Cubs relievers threw 4⅔ innings of scoreless ball, allowing just two singles and a walk. There was even an appearance by Neil Ramirez (whose photo, oddly enough, was on today's season ticket), who threw the ninth. His velocity wasn't great but his command was decent enough. He issued one walk and gave up a single but also struck out a pair and got a ground ball to Rizzo to end it.

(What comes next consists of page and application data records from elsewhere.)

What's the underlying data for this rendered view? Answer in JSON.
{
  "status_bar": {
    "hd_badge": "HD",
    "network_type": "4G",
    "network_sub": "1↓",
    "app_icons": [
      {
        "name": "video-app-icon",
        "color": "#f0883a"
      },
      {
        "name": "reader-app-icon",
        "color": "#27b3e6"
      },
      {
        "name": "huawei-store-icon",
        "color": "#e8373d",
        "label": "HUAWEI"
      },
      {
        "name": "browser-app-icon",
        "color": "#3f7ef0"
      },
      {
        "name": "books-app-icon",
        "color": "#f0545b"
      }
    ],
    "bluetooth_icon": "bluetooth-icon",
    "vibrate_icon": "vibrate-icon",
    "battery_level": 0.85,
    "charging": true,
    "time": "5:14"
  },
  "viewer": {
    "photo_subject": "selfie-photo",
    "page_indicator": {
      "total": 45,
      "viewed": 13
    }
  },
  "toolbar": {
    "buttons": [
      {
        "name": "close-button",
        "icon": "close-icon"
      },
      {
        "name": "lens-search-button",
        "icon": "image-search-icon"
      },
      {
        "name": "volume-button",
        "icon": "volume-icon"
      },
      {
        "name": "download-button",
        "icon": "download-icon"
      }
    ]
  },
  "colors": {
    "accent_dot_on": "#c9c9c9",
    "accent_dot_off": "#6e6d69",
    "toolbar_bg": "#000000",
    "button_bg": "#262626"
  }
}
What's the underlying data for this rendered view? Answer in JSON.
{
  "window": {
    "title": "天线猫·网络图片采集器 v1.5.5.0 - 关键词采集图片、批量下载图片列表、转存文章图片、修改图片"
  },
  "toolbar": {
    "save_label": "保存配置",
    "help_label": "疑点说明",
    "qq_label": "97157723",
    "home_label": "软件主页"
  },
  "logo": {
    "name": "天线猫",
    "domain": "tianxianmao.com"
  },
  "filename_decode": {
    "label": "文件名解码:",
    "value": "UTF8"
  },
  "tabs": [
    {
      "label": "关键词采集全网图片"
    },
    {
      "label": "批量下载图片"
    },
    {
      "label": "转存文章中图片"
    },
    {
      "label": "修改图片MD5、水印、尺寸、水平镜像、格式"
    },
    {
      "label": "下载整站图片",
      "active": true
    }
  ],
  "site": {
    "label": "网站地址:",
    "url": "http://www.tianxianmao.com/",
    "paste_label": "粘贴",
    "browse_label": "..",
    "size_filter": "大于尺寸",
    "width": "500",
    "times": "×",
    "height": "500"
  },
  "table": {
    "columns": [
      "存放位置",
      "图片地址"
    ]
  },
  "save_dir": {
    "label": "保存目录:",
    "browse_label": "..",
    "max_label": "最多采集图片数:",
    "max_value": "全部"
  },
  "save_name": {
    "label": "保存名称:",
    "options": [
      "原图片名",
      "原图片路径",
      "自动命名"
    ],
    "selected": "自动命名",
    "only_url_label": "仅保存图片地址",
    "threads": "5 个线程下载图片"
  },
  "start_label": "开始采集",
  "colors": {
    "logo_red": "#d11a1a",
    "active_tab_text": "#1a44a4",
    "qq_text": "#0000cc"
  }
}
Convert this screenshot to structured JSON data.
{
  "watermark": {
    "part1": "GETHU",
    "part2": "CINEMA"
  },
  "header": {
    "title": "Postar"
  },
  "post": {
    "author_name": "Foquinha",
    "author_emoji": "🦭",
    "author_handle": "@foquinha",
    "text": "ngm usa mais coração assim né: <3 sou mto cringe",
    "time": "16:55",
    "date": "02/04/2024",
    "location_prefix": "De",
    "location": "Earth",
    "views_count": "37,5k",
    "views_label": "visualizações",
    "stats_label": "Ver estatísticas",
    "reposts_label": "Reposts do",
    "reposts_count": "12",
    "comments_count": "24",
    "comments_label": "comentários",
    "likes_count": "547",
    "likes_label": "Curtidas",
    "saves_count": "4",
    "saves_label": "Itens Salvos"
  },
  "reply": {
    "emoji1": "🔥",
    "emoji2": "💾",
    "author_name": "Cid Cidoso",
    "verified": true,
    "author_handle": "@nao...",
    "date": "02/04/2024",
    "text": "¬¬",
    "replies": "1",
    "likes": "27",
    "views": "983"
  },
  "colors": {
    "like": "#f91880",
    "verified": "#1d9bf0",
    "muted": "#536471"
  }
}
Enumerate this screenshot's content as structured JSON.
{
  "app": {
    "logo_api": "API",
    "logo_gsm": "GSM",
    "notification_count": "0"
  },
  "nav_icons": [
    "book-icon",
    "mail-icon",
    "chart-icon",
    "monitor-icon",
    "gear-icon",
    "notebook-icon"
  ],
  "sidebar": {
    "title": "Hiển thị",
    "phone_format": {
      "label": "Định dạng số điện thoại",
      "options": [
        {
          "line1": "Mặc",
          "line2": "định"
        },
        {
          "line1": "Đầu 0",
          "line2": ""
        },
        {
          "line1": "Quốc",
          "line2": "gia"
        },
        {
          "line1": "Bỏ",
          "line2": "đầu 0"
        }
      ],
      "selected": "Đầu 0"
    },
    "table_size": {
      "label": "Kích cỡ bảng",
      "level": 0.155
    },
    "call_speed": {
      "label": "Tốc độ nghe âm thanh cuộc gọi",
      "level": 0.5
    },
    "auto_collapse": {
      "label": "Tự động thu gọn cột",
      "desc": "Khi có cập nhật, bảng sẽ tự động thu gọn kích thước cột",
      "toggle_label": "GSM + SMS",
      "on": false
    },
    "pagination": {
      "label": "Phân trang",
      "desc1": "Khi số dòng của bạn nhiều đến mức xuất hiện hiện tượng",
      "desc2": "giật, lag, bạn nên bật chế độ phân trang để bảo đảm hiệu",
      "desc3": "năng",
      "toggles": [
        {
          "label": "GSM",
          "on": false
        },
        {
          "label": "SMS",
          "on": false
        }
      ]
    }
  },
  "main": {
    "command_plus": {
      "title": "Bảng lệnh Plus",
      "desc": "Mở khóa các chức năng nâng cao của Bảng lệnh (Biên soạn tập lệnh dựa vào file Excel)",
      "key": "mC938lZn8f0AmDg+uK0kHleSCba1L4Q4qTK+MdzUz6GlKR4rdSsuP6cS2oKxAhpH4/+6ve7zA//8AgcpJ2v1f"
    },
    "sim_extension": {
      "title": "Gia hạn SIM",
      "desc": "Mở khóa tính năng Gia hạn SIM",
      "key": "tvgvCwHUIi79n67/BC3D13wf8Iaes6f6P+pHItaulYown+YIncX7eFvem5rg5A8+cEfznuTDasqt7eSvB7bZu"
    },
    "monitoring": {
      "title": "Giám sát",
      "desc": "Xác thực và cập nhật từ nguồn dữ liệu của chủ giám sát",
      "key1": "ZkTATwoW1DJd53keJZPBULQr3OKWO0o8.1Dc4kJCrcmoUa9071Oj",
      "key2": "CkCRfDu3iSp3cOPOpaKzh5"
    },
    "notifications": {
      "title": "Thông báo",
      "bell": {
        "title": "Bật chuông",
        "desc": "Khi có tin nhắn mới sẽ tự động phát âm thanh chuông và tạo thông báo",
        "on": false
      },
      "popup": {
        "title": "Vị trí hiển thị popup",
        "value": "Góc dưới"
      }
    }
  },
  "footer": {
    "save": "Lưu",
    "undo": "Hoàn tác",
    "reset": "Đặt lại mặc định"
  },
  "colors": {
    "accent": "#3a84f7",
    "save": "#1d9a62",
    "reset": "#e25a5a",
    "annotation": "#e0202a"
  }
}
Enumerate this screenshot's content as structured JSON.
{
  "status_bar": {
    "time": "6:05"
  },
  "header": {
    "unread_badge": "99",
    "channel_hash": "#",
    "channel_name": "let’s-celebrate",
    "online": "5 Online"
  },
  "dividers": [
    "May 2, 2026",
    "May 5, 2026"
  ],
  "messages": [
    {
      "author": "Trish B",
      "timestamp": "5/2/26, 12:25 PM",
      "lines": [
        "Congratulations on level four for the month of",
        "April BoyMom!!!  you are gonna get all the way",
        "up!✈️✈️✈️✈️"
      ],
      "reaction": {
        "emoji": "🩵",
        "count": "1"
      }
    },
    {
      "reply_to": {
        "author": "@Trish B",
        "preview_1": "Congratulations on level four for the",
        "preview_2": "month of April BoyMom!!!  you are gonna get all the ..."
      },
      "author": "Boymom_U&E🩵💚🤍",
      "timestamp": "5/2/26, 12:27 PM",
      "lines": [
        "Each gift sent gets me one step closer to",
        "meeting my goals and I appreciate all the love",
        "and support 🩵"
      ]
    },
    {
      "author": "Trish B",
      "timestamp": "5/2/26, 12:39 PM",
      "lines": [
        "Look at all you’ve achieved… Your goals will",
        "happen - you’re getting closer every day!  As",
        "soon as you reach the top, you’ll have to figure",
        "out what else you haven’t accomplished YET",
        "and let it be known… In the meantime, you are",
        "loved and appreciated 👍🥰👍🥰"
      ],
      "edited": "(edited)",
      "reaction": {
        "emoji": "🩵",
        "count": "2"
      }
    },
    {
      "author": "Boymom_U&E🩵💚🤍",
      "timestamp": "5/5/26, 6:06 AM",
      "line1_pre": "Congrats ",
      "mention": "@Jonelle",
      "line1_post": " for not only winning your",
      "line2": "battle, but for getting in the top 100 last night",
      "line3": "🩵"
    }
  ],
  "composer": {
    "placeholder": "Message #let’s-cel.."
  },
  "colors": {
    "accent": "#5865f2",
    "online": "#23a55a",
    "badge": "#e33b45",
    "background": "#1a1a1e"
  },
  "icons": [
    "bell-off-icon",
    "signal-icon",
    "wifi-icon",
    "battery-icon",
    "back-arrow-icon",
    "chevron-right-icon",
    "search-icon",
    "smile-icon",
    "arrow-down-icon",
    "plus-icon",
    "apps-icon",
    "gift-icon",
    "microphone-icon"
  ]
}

Now let's talk about the second time Rizzo was hit by a Cardinals pitch, this time by reliever Matt Belisle (watch it here, no embed code available at the time I wrote this recap). It was clearly a purpose pitch, thrown behind Rizzo, and he took a few steps toward the mound before thinking better of it and having plate umpire Dan Bellino intervene (that's also a good idea, having umpires accompany hitters to first base). Belisle and Cardinals manager Mike Matheny were tossed, and Maddon put the Cardinals on notice:

Maddon is absolutely right, and he went on about this topic at length in his postgame news conference, saying that Holliday being hit was completely unintentional on Haren's part. To summarize, he also "gave notice" that if the Cubs have a lead again vs. the Cardinals, they will steal bases, because building a bigger lead means not having to warm up the closer.

He then said that the rulebook of unwritten rules that the Cardinals play with was written at the turn of the last century, and that he was a fan of Branch Rickey, but doesn't want to play ball like him.

Have I mentioned how much I love Joe Maddon as Cubs manager? When have the Cubs had a manager who's not afraid to stand up to this sort of behavior and put everyone on notice that the Cubs are here to win, and play hard every day, and play right? Maybe never. Maddon is, and I don't think I'm wrong here, the best Cubs manager since Joe McCarthy, the manager William Wrigley should have never let go.

Statistically, those were the 28th and 29th HBP's for Rizzo. One more and he becomes the eighth player in major-league history to be hit 30 times in a season. Here are the other seven:

Rk Player Year HBP Age Tm Lg
1 Craig Wilson 2004 30 27 PIT NL
2 Jason Kendall 1998 31 24 PIT NL
3 Craig Biggio 1997 34 31 HOU NL
4 Jason Kendall 1997 31 23 PIT NL
5 Don Baylor 1986 35 37 BOS AL
6 Ron Hunt 1971 50 30 MON NL
7 Steve Evans 1910 31 25 STL NL
Provided by Baseball-Reference.com: View Play Index Tool Used
Generated 9/18/2015.

There's just one man on that list who hit 30 homers in a season, as Rizzo has -- former Cubs manager Don Baylor, who hit 31 homers in 1986, the year he was hit 35 times. The Red Sox won the A.L. pennant that year. (FWIW, the first number after the player's name is the HBP, the second is his age that year, if the headers in that table don't show up.)

It's a statistical oddity, of course, not something you necessarily aspire to, but Rizzo's OBP has been helped tremendously by this and with two hits today, it appears he's coming out of his slump.

And for Castro, he appears to have really taken to his new role. I saw him walking to the batting cage under the left-field bleachers before the game with Manny Ramirez, who's in town again. Whatever Manny told him must have really sunk in, given his big game. In 33 games since Castro was removed as the Cubs' starting shortstop, he's now hitting .356/.359/.589 (32-for-90) with six doubles, five home runs and 14 RBI in 33 games (20 starts). Seems like he's found his groove.

So have the Cubs, who have now won four in a row. If you were wondering about Saturday's starter:

I'd imagine Trevor Cahill, who threw a handful of pitches in the pen Friday, would be on call to relieve Wood after three or four innings. A "bullpen day" against Michael Wacha doesn't sound like the way to go in a playoff race, but the way these Cubs have been playing... I wouldn't count anything out.

This season has been tremendous fun. Here's hoping for more. A reminder that Saturday's game starts at noon CT and will be on Fox-TV.